What an excellent and abundant Full Moon! The Sun and the Moon are making their monthly opposition to one another in the opposite signs of Gemini and Sagittarius. Both representing ideas, communication, expansion. But Sagittarius is more prone to filtering out the noise and trying to expand the BIG PICTURE. Sagittarians are natural born story tellers. So what’s your story? This is a time to really sit down and ask yourself; what is it you want? Who or what do you want to be? What do you believe in? Where is your life heading? Your answer may be very far off from where you stand now, and that’s ok. If you’ve been spinning your wheels, and are ready to make some changes now is the time....

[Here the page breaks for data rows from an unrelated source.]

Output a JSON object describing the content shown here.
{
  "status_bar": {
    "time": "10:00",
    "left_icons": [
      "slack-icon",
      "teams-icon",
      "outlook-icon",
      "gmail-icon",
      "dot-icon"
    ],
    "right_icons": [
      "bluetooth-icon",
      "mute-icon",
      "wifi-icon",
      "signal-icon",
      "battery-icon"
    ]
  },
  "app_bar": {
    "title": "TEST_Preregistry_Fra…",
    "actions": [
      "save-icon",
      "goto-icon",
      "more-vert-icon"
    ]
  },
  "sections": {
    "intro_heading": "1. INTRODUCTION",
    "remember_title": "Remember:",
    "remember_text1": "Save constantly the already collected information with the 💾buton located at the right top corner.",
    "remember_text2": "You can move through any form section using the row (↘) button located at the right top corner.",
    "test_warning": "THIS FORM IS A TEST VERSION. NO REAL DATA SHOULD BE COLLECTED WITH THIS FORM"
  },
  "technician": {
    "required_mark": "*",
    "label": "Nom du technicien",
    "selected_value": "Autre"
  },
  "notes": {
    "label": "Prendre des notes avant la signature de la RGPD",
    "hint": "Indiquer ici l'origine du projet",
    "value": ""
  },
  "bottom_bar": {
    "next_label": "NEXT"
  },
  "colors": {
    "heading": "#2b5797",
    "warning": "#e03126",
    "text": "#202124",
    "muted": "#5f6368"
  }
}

As with many aspects of the esoteric and occult and even mainstream religion, magic is composed of dualities. The most obvious divide is that of black ("bad") magic and white ("good") magic. From time to time, when acquaintances find out that I mess with the craft, they immediately ask "but you're doing the good kind of magic, right?" So, I personally prefer the Latin terms Maleficium and Beneficium. These better encapsulate the difference between working with ill intentions (malice) and working to heal (benefit). Although something of a trope, a sort of stereotype rooted more in both folklore and mass media than in how real magic is done in the world, this duality still helps classify our knowledge of the magical arts.
June 06, 2019